(Excerpts from a dataset)
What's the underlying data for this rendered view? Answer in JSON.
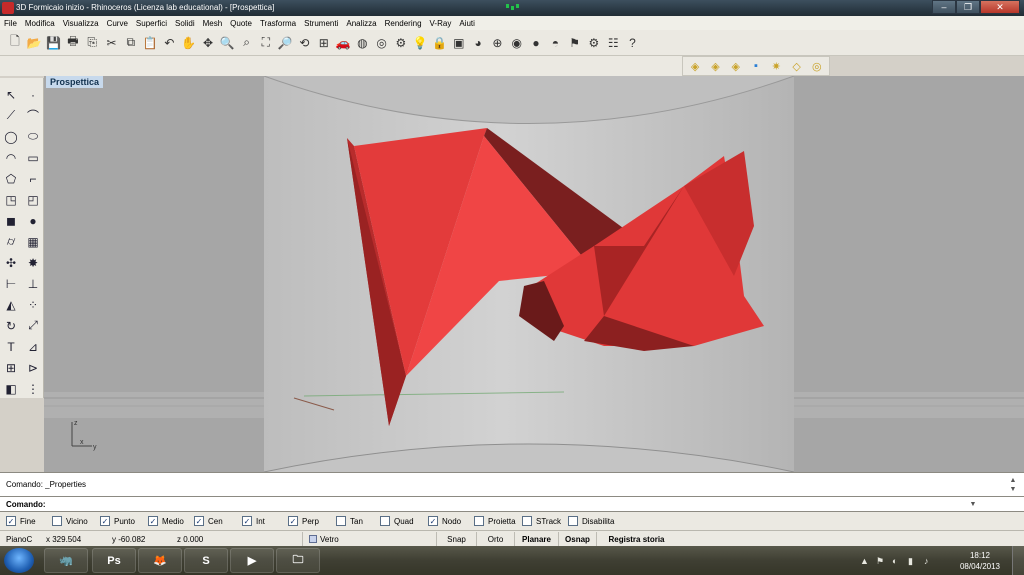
{
  "window": {
    "title": "3D Formicaio inizio  - Rhinoceros (Licenza lab educational) - [Prospettica]",
    "minimize": "–",
    "maximize": "❐",
    "close": "✕"
  },
  "menu": [
    "File",
    "Modifica",
    "Visualizza",
    "Curve",
    "Superfici",
    "Solidi",
    "Mesh",
    "Quote",
    "Trasforma",
    "Strumenti",
    "Analizza",
    "Rendering",
    "V-Ray",
    "Aiuti"
  ],
  "toolbar_main": [
    {
      "icon": "new-file-icon",
      "glyph": "🗋"
    },
    {
      "icon": "open-folder-icon",
      "glyph": "📂"
    },
    {
      "icon": "save-icon",
      "glyph": "💾"
    },
    {
      "icon": "print-icon",
      "glyph": "🖶"
    },
    {
      "icon": "import-icon",
      "glyph": "⎘"
    },
    {
      "icon": "cut-icon",
      "glyph": "✂"
    },
    {
      "icon": "copy-icon",
      "glyph": "⧉"
    },
    {
      "icon": "paste-icon",
      "glyph": "📋"
    },
    {
      "icon": "undo-icon",
      "glyph": "↶"
    },
    {
      "icon": "pan-hand-icon",
      "glyph": "✋"
    },
    {
      "icon": "rotate-view-icon",
      "glyph": "✥"
    },
    {
      "icon": "zoom-icon",
      "glyph": "🔍"
    },
    {
      "icon": "zoom-window-icon",
      "glyph": "⌕"
    },
    {
      "icon": "zoom-extents-icon",
      "glyph": "⛶"
    },
    {
      "icon": "zoom-selected-icon",
      "glyph": "🔎"
    },
    {
      "icon": "rotate-view-3d-icon",
      "glyph": "⟲"
    },
    {
      "icon": "four-viewports-icon",
      "glyph": "⊞"
    },
    {
      "icon": "car-icon",
      "glyph": "🚗"
    },
    {
      "icon": "render-preview-icon",
      "glyph": "◍"
    },
    {
      "icon": "select-filter-icon",
      "glyph": "◎"
    },
    {
      "icon": "osnap-icon",
      "glyph": "⚙"
    },
    {
      "icon": "lightbulb-icon",
      "glyph": "💡"
    },
    {
      "icon": "lock-icon",
      "glyph": "🔒"
    },
    {
      "icon": "material-icon",
      "glyph": "▣"
    },
    {
      "icon": "color-wheel-icon",
      "glyph": "◕"
    },
    {
      "icon": "wireframe-sphere-icon",
      "glyph": "⊕"
    },
    {
      "icon": "shaded-sphere-icon",
      "glyph": "◉"
    },
    {
      "icon": "rendered-sphere-icon",
      "glyph": "●"
    },
    {
      "icon": "ghosted-icon",
      "glyph": "◓"
    },
    {
      "icon": "pointer-flag-icon",
      "glyph": "⚑"
    },
    {
      "icon": "options-gear-icon",
      "glyph": "⚙"
    },
    {
      "icon": "properties-icon",
      "glyph": "☷"
    },
    {
      "icon": "help-icon",
      "glyph": "?"
    }
  ],
  "toolbar_vray": [
    {
      "icon": "vray-tag-icon",
      "glyph": "◈"
    },
    {
      "icon": "vray-tag-2-icon",
      "glyph": "◈"
    },
    {
      "icon": "vray-tag-3-icon",
      "glyph": "◈"
    },
    {
      "icon": "vray-cube-icon",
      "glyph": "▪"
    },
    {
      "icon": "vray-sun-icon",
      "glyph": "✷"
    },
    {
      "icon": "vray-tag-4-icon",
      "glyph": "◇"
    },
    {
      "icon": "vray-options-icon",
      "glyph": "◎"
    }
  ],
  "left_tools": [
    {
      "icon": "select-arrow-icon",
      "glyph": "↖"
    },
    {
      "icon": "point-icon",
      "glyph": "·"
    },
    {
      "icon": "polyline-icon",
      "glyph": "⟋"
    },
    {
      "icon": "curve-icon",
      "glyph": "⌒"
    },
    {
      "icon": "circle-icon",
      "glyph": "◯"
    },
    {
      "icon": "ellipse-icon",
      "glyph": "⬭"
    },
    {
      "icon": "arc-icon",
      "glyph": "◠"
    },
    {
      "icon": "rectangle-icon",
      "glyph": "▭"
    },
    {
      "icon": "polygon-icon",
      "glyph": "⬠"
    },
    {
      "icon": "fillet-icon",
      "glyph": "⌐"
    },
    {
      "icon": "surface-icon",
      "glyph": "◳"
    },
    {
      "icon": "loft-icon",
      "glyph": "◰"
    },
    {
      "icon": "box-icon",
      "glyph": "◼"
    },
    {
      "icon": "sphere-solid-icon",
      "glyph": "●"
    },
    {
      "icon": "cylinder-icon",
      "glyph": "⌭"
    },
    {
      "icon": "mesh-icon",
      "glyph": "▦"
    },
    {
      "icon": "boolean-icon",
      "glyph": "✣"
    },
    {
      "icon": "explode-icon",
      "glyph": "✸"
    },
    {
      "icon": "trim-icon",
      "glyph": "⊢"
    },
    {
      "icon": "split-icon",
      "glyph": "⊥"
    },
    {
      "icon": "group-icon",
      "glyph": "◭"
    },
    {
      "icon": "points-on-icon",
      "glyph": "⁘"
    },
    {
      "icon": "rotate-icon",
      "glyph": "↻"
    },
    {
      "icon": "scale-icon",
      "glyph": "⤢"
    },
    {
      "icon": "text-icon",
      "glyph": "T"
    },
    {
      "icon": "dimension-icon",
      "glyph": "⊿"
    },
    {
      "icon": "array-icon",
      "glyph": "⊞"
    },
    {
      "icon": "project-icon",
      "glyph": "⊳"
    },
    {
      "icon": "render-cube-icon",
      "glyph": "◧"
    },
    {
      "icon": "grid-icon",
      "glyph": "⋮"
    }
  ],
  "viewport": {
    "label": "Prospettica",
    "axis_z": "z",
    "axis_x": "x",
    "axis_y": "y",
    "background": "#a6a6a6",
    "object_color": "#e03838"
  },
  "command": {
    "history": "Comando: _Properties",
    "prompt": "Comando:",
    "input_value": ""
  },
  "osnaps": [
    {
      "label": "Fine",
      "checked": true
    },
    {
      "label": "Vicino",
      "checked": false
    },
    {
      "label": "Punto",
      "checked": true
    },
    {
      "label": "Medio",
      "checked": true
    },
    {
      "label": "Cen",
      "checked": true
    },
    {
      "label": "Int",
      "checked": true
    },
    {
      "label": "Perp",
      "checked": true
    },
    {
      "label": "Tan",
      "checked": false
    },
    {
      "label": "Quad",
      "checked": false
    },
    {
      "label": "Nodo",
      "checked": true
    },
    {
      "label": "Proietta",
      "checked": false
    },
    {
      "label": "STrack",
      "checked": false
    },
    {
      "label": "Disabilita",
      "checked": false
    }
  ],
  "status": {
    "plane": "PianoC",
    "x": "x 329.504",
    "y": "y -60.082",
    "z": "z 0.000",
    "layer": "Vetro",
    "snap": "Snap",
    "ortho": "Orto",
    "planar": "Planare",
    "osnap": "Osnap",
    "history": "Registra storia"
  },
  "taskbar": {
    "apps": [
      {
        "icon": "rhino-app-icon",
        "glyph": "🦏"
      },
      {
        "icon": "photoshop-app-icon",
        "glyph": "Ps"
      },
      {
        "icon": "firefox-app-icon",
        "glyph": "🦊"
      },
      {
        "icon": "skype-app-icon",
        "glyph": "S"
      },
      {
        "icon": "media-app-icon",
        "glyph": "▶"
      },
      {
        "icon": "explorer-app-icon",
        "glyph": "🗀"
      }
    ],
    "time": "18:12",
    "date": "08/04/2013"
  }
}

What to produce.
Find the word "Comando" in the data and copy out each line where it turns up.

Exercise result.
    "history": "Comando: _Properties",
    "prompt": "Comando:",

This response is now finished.